Can Haiti Get Beyond Politics as Usual?
Above Haiti Liberte Editor Kim Ives Discusses Haitian History and Aristide
By Thought Merchant
As we see in this video, staunch left wing journalist Kim Ives gives his interpretation of Haiti’s history. Ives, like many left leaning Haiti sympathizers, has a rather romantic depiction of Aristide’s stewardship of the Republic, failing to mention some of the more violent methods by which Aristide used to silence opposition to his second term as President. Moreover, little discussion is made of the role of drug trafficking, murder of journalists, and oppression of dissenters during Aristide’s administration.
Barring those glaring omissions, Ives gives a rather accurate depiction of how Western economic interests have been manipulating Haitian politics throughout the 20th century. Ives also explains how this pattern of exploitation is being continued even after the earthquake of January 12, 2010.
At some point, the progressive forces who seek to liberate Haiti from this constant cycle of detrimental Western influence will have to get beyond their political differences. Most of these differences revolve around either support or opposition to Arisitide’s Lavalas party. Lavalas has provided the dominant political ideology in Haiti for the last 20 years. Many who agree with the importance of an independent Haitian economy, development of the agricultural sector, decrease in using Haitians as sweatshop workers being paid slave wages share those points of view with many of Aristide’s supporters. However, those progressive forces also refuse to give any credence to the Lavalas movement with its concentration on demagoguery, empty rhetoric, occasional violence, and poor governance.
With the coming elections in Haiti in fall 2010 the need for Haitians to transcend these political divides becomes even more critical.

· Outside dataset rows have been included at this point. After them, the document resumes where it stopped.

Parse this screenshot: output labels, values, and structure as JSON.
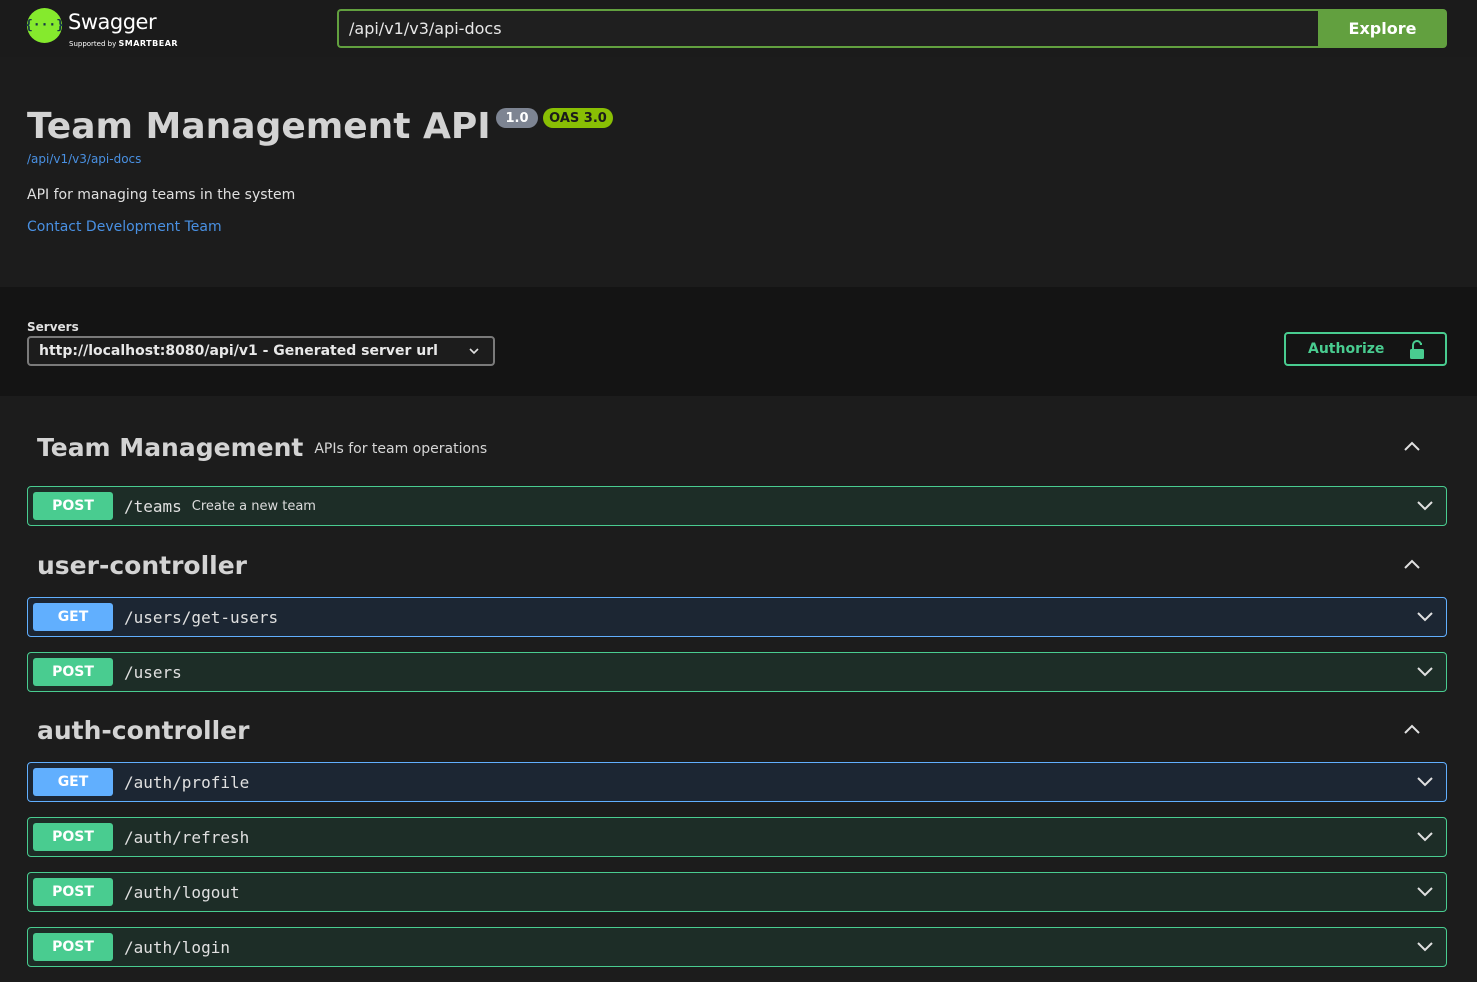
{
  "topbar": {
    "logo_word": "Swagger",
    "logo_sub_prefix": "Supported by",
    "logo_sub_brand": "SMARTBEAR",
    "url_value": "/api/v1/v3/api-docs",
    "explore_label": "Explore"
  },
  "info": {
    "title": "Team Management API",
    "version_badge": "1.0",
    "oas_badge": "OAS 3.0",
    "docs_link": "/api/v1/v3/api-docs",
    "description": "API for managing teams in the system",
    "contact_link": "Contact Development Team"
  },
  "servers": {
    "label": "Servers",
    "selected": "http://localhost:8080/api/v1 - Generated server url",
    "authorize_label": "Authorize"
  },
  "tags": [
    {
      "name": "Team Management",
      "description": "APIs for team operations",
      "operations": [
        {
          "method": "POST",
          "path": "/teams",
          "summary": "Create a new team"
        }
      ]
    },
    {
      "name": "user-controller",
      "description": "",
      "operations": [
        {
          "method": "GET",
          "path": "/users/get-users",
          "summary": ""
        },
        {
          "method": "POST",
          "path": "/users",
          "summary": ""
        }
      ]
    },
    {
      "name": "auth-controller",
      "description": "",
      "operations": [
        {
          "method": "GET",
          "path": "/auth/profile",
          "summary": ""
        },
        {
          "method": "POST",
          "path": "/auth/refresh",
          "summary": ""
        },
        {
          "method": "POST",
          "path": "/auth/logout",
          "summary": ""
        },
        {
          "method": "POST",
          "path": "/auth/login",
          "summary": ""
        }
      ]
    }
  ],
  "colors": {
    "post": "#49cc90",
    "get": "#61affe",
    "accent": "#62a03f"
  }
}
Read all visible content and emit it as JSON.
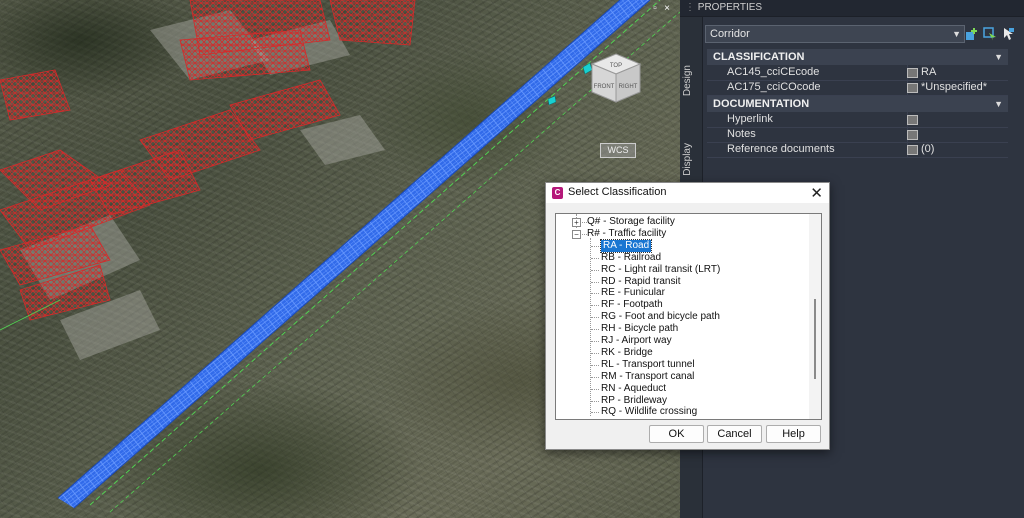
{
  "viewport": {
    "wcs_label": "WCS",
    "viewcube": {
      "top": "TOP",
      "front": "FRONT",
      "right": "RIGHT"
    }
  },
  "properties": {
    "title": "PROPERTIES",
    "side_tabs": [
      "Design",
      "Display"
    ],
    "object_type": "Corridor",
    "sections": [
      {
        "title": "CLASSIFICATION",
        "rows": [
          {
            "name": "AC145_cciCEcode",
            "value": "RA"
          },
          {
            "name": "AC175_cciCOcode",
            "value": "*Unspecified*"
          }
        ]
      },
      {
        "title": "DOCUMENTATION",
        "rows": [
          {
            "name": "Hyperlink",
            "value": ""
          },
          {
            "name": "Notes",
            "value": ""
          },
          {
            "name": "Reference documents",
            "value": "(0)"
          }
        ]
      }
    ]
  },
  "dialog": {
    "title": "Select Classification",
    "tree": [
      {
        "label": "Q# - Storage facility",
        "level": 0,
        "expander": "+"
      },
      {
        "label": "R# - Traffic facility",
        "level": 0,
        "expander": "-"
      },
      {
        "label": "RA - Road",
        "level": 1,
        "selected": true
      },
      {
        "label": "RB - Railroad",
        "level": 1
      },
      {
        "label": "RC - Light rail transit (LRT)",
        "level": 1
      },
      {
        "label": "RD - Rapid transit",
        "level": 1
      },
      {
        "label": "RE - Funicular",
        "level": 1
      },
      {
        "label": "RF - Footpath",
        "level": 1
      },
      {
        "label": "RG - Foot and bicycle path",
        "level": 1
      },
      {
        "label": "RH - Bicycle path",
        "level": 1
      },
      {
        "label": "RJ - Airport way",
        "level": 1
      },
      {
        "label": "RK - Bridge",
        "level": 1
      },
      {
        "label": "RL - Transport tunnel",
        "level": 1
      },
      {
        "label": "RM - Transport canal",
        "level": 1
      },
      {
        "label": "RN - Aqueduct",
        "level": 1
      },
      {
        "label": "RP - Bridleway",
        "level": 1
      },
      {
        "label": "RQ - Wildlife crossing",
        "level": 1
      }
    ],
    "buttons": {
      "ok": "OK",
      "cancel": "Cancel",
      "help": "Help"
    }
  },
  "colors": {
    "corridor": "#2f6cf2",
    "buildings_wire": "#d42a2a",
    "panel_bg": "#2e3440",
    "selection": "#1976d2",
    "app_icon": "#b5187a"
  }
}
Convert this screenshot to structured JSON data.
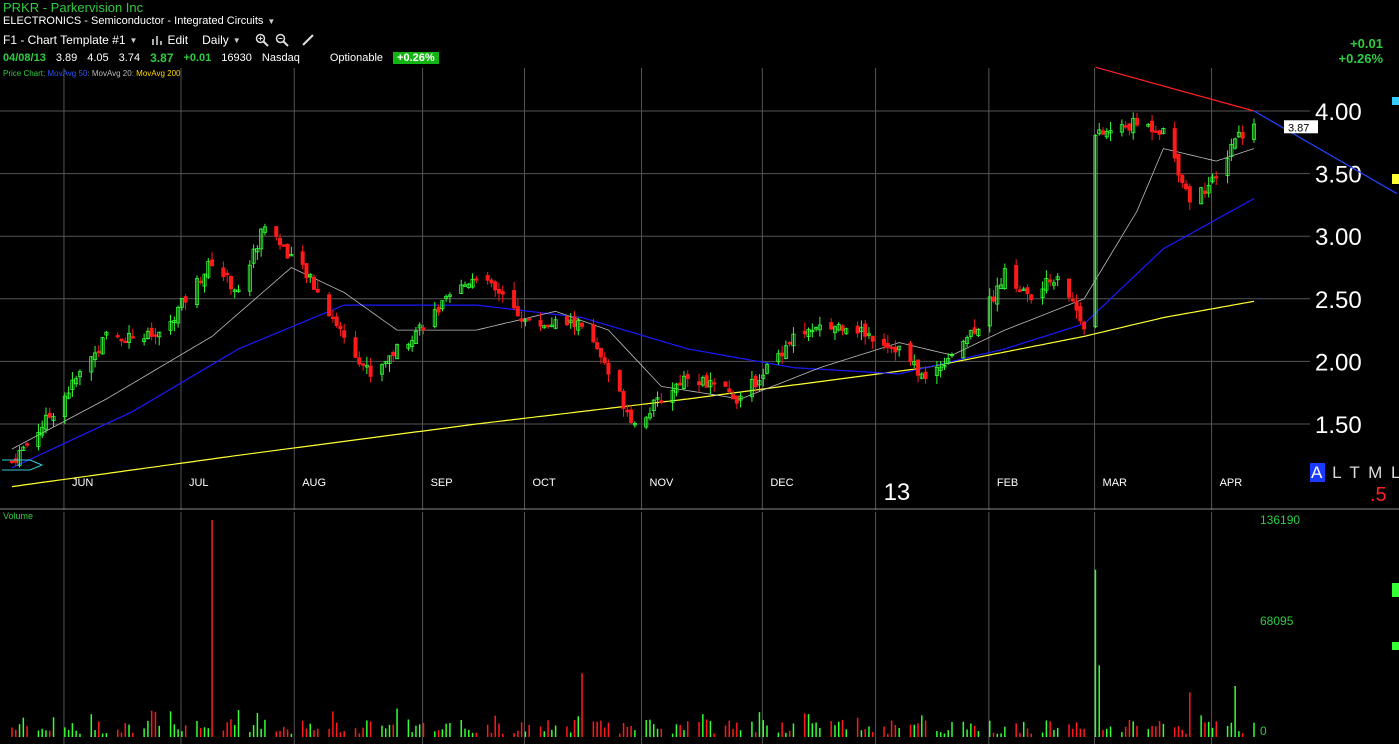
{
  "header": {
    "title": "PRKR - Parkervision Inc",
    "sector": "ELECTRONICS - Semiconductor - Integrated Circuits"
  },
  "toolbar": {
    "template": "F1 - Chart Template #1",
    "edit": "Edit",
    "period": "Daily"
  },
  "quote": {
    "date": "04/08/13",
    "open": "3.89",
    "high": "4.05",
    "low": "3.74",
    "last": "3.87",
    "change": "+0.01",
    "volume": "16930",
    "exchange": "Nasdaq",
    "optionable": "Optionable",
    "pct_change": "+0.26%"
  },
  "legend": {
    "price_chart": "Price Chart",
    "ma50": "MovAvg 50",
    "ma20": "MovAvg 20",
    "ma200": "MovAvg 200",
    "sep": ":"
  },
  "top_right": {
    "change": "+0.01",
    "pct": "+0.26%"
  },
  "watermark": {
    "letters_a": "A",
    "letters_rest": "L T M L",
    "red": ".5"
  },
  "colors": {
    "up": "#33ff33",
    "down": "#ff1a1a",
    "ma50": "#1a1aff",
    "ma20": "#bbbbbb",
    "ma200": "#ffff33",
    "trend": "#ff2222",
    "grid": "#555555"
  },
  "chart_data": [
    {
      "type": "candlestick",
      "title": "PRKR - Parkervision Inc",
      "x_start": "2012-05-14",
      "x_end": "2013-04-08",
      "month_labels": [
        "JUN",
        "JUL",
        "AUG",
        "SEP",
        "OCT",
        "NOV",
        "DEC",
        "13",
        "FEB",
        "MAR",
        "APR"
      ],
      "y_ticks": [
        "1.50",
        "2.00",
        "2.50",
        "3.00",
        "3.50",
        "4.00"
      ],
      "ylim": [
        1.15,
        4.4
      ],
      "last_price_label": "3.87",
      "close_anchors": [
        [
          "2012-05-14",
          1.2
        ],
        [
          "2012-05-25",
          1.6
        ],
        [
          "2012-06-08",
          2.2
        ],
        [
          "2012-06-22",
          2.2
        ],
        [
          "2012-07-06",
          2.8
        ],
        [
          "2012-07-13",
          2.55
        ],
        [
          "2012-07-20",
          3.1
        ],
        [
          "2012-08-01",
          2.65
        ],
        [
          "2012-08-10",
          2.2
        ],
        [
          "2012-08-17",
          1.9
        ],
        [
          "2012-08-31",
          2.3
        ],
        [
          "2012-09-14",
          2.7
        ],
        [
          "2012-09-28",
          2.3
        ],
        [
          "2012-10-12",
          2.3
        ],
        [
          "2012-10-26",
          1.5
        ],
        [
          "2012-11-09",
          1.9
        ],
        [
          "2012-11-23",
          1.7
        ],
        [
          "2012-12-07",
          2.2
        ],
        [
          "2012-12-21",
          2.3
        ],
        [
          "2013-01-04",
          2.1
        ],
        [
          "2013-01-11",
          1.85
        ],
        [
          "2013-01-25",
          2.3
        ],
        [
          "2013-02-01",
          2.7
        ],
        [
          "2013-02-08",
          2.5
        ],
        [
          "2013-02-15",
          2.7
        ],
        [
          "2013-02-22",
          2.3
        ],
        [
          "2013-02-25",
          3.8
        ],
        [
          "2013-03-08",
          3.9
        ],
        [
          "2013-03-15",
          3.85
        ],
        [
          "2013-03-22",
          3.3
        ],
        [
          "2013-03-29",
          3.45
        ],
        [
          "2013-04-03",
          3.8
        ],
        [
          "2013-04-08",
          3.87
        ]
      ],
      "ma20_anchors": [
        [
          "2012-05-14",
          1.3
        ],
        [
          "2012-06-08",
          1.7
        ],
        [
          "2012-07-06",
          2.2
        ],
        [
          "2012-07-27",
          2.75
        ],
        [
          "2012-08-10",
          2.55
        ],
        [
          "2012-08-24",
          2.25
        ],
        [
          "2012-09-14",
          2.25
        ],
        [
          "2012-10-05",
          2.4
        ],
        [
          "2012-10-19",
          2.25
        ],
        [
          "2012-11-02",
          1.8
        ],
        [
          "2012-11-23",
          1.7
        ],
        [
          "2012-12-14",
          1.95
        ],
        [
          "2013-01-04",
          2.15
        ],
        [
          "2013-01-18",
          2.05
        ],
        [
          "2013-02-01",
          2.25
        ],
        [
          "2013-02-22",
          2.5
        ],
        [
          "2013-03-08",
          3.2
        ],
        [
          "2013-03-15",
          3.7
        ],
        [
          "2013-03-29",
          3.6
        ],
        [
          "2013-04-08",
          3.7
        ]
      ],
      "ma50_anchors": [
        [
          "2012-05-14",
          1.15
        ],
        [
          "2012-06-15",
          1.6
        ],
        [
          "2012-07-13",
          2.1
        ],
        [
          "2012-08-10",
          2.45
        ],
        [
          "2012-09-14",
          2.45
        ],
        [
          "2012-10-12",
          2.35
        ],
        [
          "2012-11-09",
          2.1
        ],
        [
          "2012-12-07",
          1.95
        ],
        [
          "2013-01-04",
          1.9
        ],
        [
          "2013-02-01",
          2.1
        ],
        [
          "2013-02-22",
          2.3
        ],
        [
          "2013-03-15",
          2.9
        ],
        [
          "2013-04-08",
          3.3
        ]
      ],
      "ma200_anchors": [
        [
          "2012-05-14",
          1.0
        ],
        [
          "2012-07-13",
          1.25
        ],
        [
          "2012-09-14",
          1.5
        ],
        [
          "2012-11-09",
          1.7
        ],
        [
          "2013-01-11",
          1.95
        ],
        [
          "2013-02-22",
          2.2
        ],
        [
          "2013-03-15",
          2.35
        ],
        [
          "2013-04-08",
          2.48
        ]
      ],
      "trendline": [
        [
          "2013-02-25",
          4.35
        ],
        [
          "2013-04-08",
          4.0
        ]
      ],
      "trendline_right": [
        [
          "2013-04-08",
          4.0
        ],
        [
          "2013-04-22",
          3.7
        ]
      ],
      "grid": true
    },
    {
      "type": "bar",
      "title": "Volume",
      "y_ticks": [
        "0",
        "68095",
        "136190"
      ],
      "ylim": [
        0,
        136190
      ],
      "notable": [
        [
          "2012-07-06",
          136190
        ],
        [
          "2013-02-25",
          105000
        ],
        [
          "2013-02-26",
          45000
        ],
        [
          "2012-10-12",
          40000
        ],
        [
          "2013-03-22",
          28000
        ],
        [
          "2013-04-03",
          32000
        ]
      ]
    }
  ]
}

Collectively, Haitians must get beyond their traditional political loyalties to determine who is best able to govern their country in a way that provides economic empowerment to the large mass of Haitian people, while ensuring the viability of benign commercial interests without constant fear of recrimination.
The only way Haitians can engage in such decision making is to get beyond political ideology, demagoguery, and the toxic Haitian classism that has crippled the country for more than a generation. Without such efforts, Haiti will continue its free fall into a political and economic abyss from where it may never return.
Hopefully it will not take another earthquake to shake up the consciousness of the Haitian people.